"These companies have no legitimate argument, so they hide behind front groups such as Consumers' Voice and Pennsylvanians for Local Competition, distorting the truth and using scare tactics to further their agenda," said Mitchell.

"Indeed, the Pennsylvania public relations contact for Consumers' Voice is the same person who fronted for Pennsylvanians for Local Competition, which is totally funded by AT&T."

Instead of fearing the experiences New Yorkers encountered as full competition for local and long-distance phone service increased there, Pennsylvanians should demand that such robust competition come to the Commonwealth today, Mitchell added. "In New York, where Verizon has offered long-distance service since January, more than 1 million customers have chosen us as their long-distance provider. Similarly, AT&T and WorldCom have won more than 1 million local customers from Verizon."

One consumer group estimates that, in the short time that Verizon has offered long-distance service in New York, citizens have realized about $250 million in local and long-distance charges savings.

Consumers' Voice relies on a few unproven anecdotes to make outlandish suggestions about Pennsylvania's competitive market and the service Verizon provides competing phone companies. Once again, the facts paint an entirely different picture:

  • Competitors serve about 1.6 million local telephone numbers throughout the Commonwealth.
  • More than 185 companies are authorized to provide local service in Pennsylvania.
  • AT&T has claimed more than 20,000 local customers in Pittsburgh, and it's offering new customers free local and long-distance service through the end of this year.
  • WorldCom has announced that it is beginning to offer local phone service in Pennsylvania.
  • A company named KPMG currently is conducting a thorough test of Verizon's computer systems competitors link with to switch customers' local service from Verizon. This test is even more stringent than a similar test in New York.

"Our operating support systems are working very well today, and we feel the test by KPMG will validate that," said Mitchell. "Verizon urges Pennsylvanians to ignore the nonsense being generated by these front groups and demand full competition by all players now."

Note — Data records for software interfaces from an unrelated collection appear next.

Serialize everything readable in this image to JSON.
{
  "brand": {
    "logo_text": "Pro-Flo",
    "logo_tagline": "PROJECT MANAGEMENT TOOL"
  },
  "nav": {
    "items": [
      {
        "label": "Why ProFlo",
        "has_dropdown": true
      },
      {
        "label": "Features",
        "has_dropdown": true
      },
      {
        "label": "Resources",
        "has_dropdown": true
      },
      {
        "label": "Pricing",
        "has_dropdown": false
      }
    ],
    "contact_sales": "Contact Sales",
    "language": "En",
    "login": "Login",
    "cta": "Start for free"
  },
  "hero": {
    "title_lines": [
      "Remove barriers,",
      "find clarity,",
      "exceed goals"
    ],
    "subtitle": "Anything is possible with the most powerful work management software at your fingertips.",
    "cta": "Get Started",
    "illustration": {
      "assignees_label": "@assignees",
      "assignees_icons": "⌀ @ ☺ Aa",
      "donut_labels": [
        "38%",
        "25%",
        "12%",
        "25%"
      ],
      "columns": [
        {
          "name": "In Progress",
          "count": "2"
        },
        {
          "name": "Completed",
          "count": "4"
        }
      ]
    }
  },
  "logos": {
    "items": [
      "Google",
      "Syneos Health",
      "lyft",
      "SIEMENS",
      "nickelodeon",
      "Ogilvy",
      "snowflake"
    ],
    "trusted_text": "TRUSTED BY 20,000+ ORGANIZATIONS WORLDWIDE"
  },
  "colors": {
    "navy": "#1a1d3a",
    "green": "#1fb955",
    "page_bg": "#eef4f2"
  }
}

Verizon Communications (NYSE:VZ), formed by the merger of Bell Atlantic and GTE, is one of the world's leading providers of communications services. Verizon companies are the largest providers of wireline and wireless communications in the United States, with more than 100 million access line equivalents and 25.6 million wireless customers. A Fortune 10 company with more than 260,000 employees and approximately $60 billion in 1999 revenues, Verizon's global presence extends to 40 countries in the Americas, Europe, Asia and the Pacific. For more information on Verizon, visit www.verizon.com.